“I was so impressed with the boundless energy and spirit that I return here every year for five months to help Jayaram with his many projects,” says Martine, who cares for mentally challenged persons when she is back home. “Thanks to him I’ve met so many green activists and learned about millets and their wonderful qualities.” Calling it “a food for the future” when climate change will impact production of less durable crops, Martine has set up a Millets Collective to popularise and grow this cereal in Europe. “Woofing is a great way to learn and strengthen the green network,” she says.
Organics hasn’t been such fun for Govind Kabadi, a lawyer-turned-coal merchant who found that farming was all he wanted to do, farming the old way, without chemical pesticides and fertilisers. After his more than 10-ha Gowramma Honnusa Kabadi farms in Uddichikanahalli got going, he opened Simply Organics a store that stocks 250 organic and natural products. Kabadi, 55, travels across the state looking for fresh products to add to his range. Although the store is not making profits, its owner has no intention of downing shutters. Why is that? The answer is predictable: “It’s my passion,” he says.

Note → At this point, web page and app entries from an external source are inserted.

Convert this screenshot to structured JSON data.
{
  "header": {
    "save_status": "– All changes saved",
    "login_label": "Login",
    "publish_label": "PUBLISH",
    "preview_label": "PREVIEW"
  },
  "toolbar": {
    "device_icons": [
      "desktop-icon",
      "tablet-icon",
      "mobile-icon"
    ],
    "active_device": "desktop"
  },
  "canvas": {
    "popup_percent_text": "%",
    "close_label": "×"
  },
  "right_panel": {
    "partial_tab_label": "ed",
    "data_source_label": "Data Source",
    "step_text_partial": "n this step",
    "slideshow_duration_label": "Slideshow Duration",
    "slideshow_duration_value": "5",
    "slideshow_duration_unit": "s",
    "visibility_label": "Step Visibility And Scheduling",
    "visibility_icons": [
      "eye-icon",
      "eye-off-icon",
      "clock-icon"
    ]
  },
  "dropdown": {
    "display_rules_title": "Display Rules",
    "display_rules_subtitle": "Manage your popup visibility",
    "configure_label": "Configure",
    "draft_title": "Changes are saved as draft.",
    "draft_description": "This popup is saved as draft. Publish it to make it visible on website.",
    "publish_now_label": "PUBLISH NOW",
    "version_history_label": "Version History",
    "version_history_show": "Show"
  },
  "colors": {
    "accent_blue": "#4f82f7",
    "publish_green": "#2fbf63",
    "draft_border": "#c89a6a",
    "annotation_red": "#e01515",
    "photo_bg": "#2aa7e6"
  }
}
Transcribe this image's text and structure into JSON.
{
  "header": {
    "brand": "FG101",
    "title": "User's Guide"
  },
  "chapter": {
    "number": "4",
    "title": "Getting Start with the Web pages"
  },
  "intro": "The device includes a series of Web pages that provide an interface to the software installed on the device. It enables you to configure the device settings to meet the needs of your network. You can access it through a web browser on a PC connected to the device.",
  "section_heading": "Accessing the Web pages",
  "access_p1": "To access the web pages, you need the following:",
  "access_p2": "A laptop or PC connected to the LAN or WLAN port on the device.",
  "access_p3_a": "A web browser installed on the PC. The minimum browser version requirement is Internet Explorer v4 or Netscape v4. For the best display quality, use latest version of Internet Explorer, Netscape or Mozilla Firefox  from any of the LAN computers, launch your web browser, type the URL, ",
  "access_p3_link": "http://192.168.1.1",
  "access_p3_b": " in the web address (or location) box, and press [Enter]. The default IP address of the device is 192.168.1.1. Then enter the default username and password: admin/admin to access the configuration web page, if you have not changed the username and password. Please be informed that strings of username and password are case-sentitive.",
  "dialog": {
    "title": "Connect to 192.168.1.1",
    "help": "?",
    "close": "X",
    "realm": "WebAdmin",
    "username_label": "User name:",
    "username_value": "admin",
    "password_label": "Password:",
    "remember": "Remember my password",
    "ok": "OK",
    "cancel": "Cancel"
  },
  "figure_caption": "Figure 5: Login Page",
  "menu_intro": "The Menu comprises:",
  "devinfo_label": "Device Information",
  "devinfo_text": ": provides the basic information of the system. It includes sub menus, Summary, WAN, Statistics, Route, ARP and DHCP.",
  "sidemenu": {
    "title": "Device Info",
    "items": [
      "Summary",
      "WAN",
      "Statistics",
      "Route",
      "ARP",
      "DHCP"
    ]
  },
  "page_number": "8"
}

Kabadi offers an interesting insight. According to him there are two kinds of people in the organics business. “One kind, like me, is in it for the joy of it; the other is for high profits.” But since he needs to make a living he is tying up with Hyderabad-based Sresta to turn Simply Organics into a large, plush shop that will stock the company’s 24 Letter Mantra branded products. It will boast a live kitchen with a graduate chef and offer an organic lunch meal apart from fresh bakery items. Although Rajashekar Reddy Seelam, founder of Sresta and its successful brand, appear to be from different ends of the spectrum, they have something in common. Both share a love of organic farming and the products that come out of it.